Task requirements
Do any lines in the data below contain "settings"? If so, copy every one of them.

Start of Dataset content

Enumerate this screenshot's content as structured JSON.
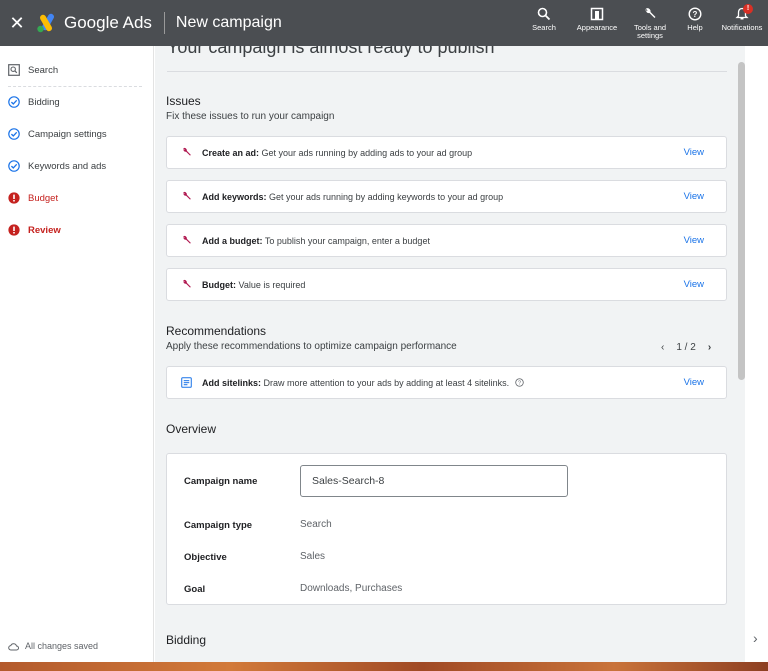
{
  "header": {
    "brand": "Google Ads",
    "page_title": "New campaign",
    "actions": {
      "search": "Search",
      "appearance": "Appearance",
      "tools_line1": "Tools and",
      "tools_line2": "settings",
      "help": "Help",
      "notifications": "Notifications",
      "notification_badge": "!"
    }
  },
  "sidebar": {
    "items": [
      {
        "label": "Search",
        "icon": "search-box-icon",
        "state": "normal"
      },
      {
        "label": "Bidding",
        "icon": "check-circle-icon",
        "state": "done"
      },
      {
        "label": "Campaign settings",
        "icon": "check-circle-icon",
        "state": "done"
      },
      {
        "label": "Keywords and ads",
        "icon": "check-circle-icon",
        "state": "done"
      },
      {
        "label": "Budget",
        "icon": "error-icon",
        "state": "error"
      },
      {
        "label": "Review",
        "icon": "error-icon",
        "state": "error-current"
      }
    ],
    "status": "All changes saved"
  },
  "main": {
    "title": "Your campaign is almost ready to publish",
    "issues": {
      "heading": "Issues",
      "subheading": "Fix these issues to run your campaign",
      "items": [
        {
          "title": "Create an ad:",
          "text": " Get your ads running by adding ads to your ad group",
          "action": "View"
        },
        {
          "title": "Add keywords:",
          "text": " Get your ads running by adding keywords to your ad group",
          "action": "View"
        },
        {
          "title": "Add a budget:",
          "text": " To publish your campaign, enter a budget",
          "action": "View"
        },
        {
          "title": "Budget:",
          "text": " Value is required",
          "action": "View"
        }
      ]
    },
    "recommendations": {
      "heading": "Recommendations",
      "subheading": "Apply these recommendations to optimize campaign performance",
      "pager": "1 / 2",
      "items": [
        {
          "title": "Add sitelinks:",
          "text": " Draw more attention to your ads by adding at least 4 sitelinks.",
          "action": "View"
        }
      ]
    },
    "overview": {
      "heading": "Overview",
      "campaign_name_label": "Campaign name",
      "campaign_name_value": "Sales-Search-8",
      "campaign_type_label": "Campaign type",
      "campaign_type_value": "Search",
      "objective_label": "Objective",
      "objective_value": "Sales",
      "goal_label": "Goal",
      "goal_value": "Downloads, Purchases"
    },
    "bidding": {
      "heading": "Bidding"
    }
  },
  "colors": {
    "topbar": "#4b4e52",
    "link": "#1a73e8",
    "error": "#c5221f",
    "done": "#1a73e8",
    "wrench": "#b0174f"
  }
}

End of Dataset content

Your solution
      "tools_line2": "settings",
        "label": "Campaign settings",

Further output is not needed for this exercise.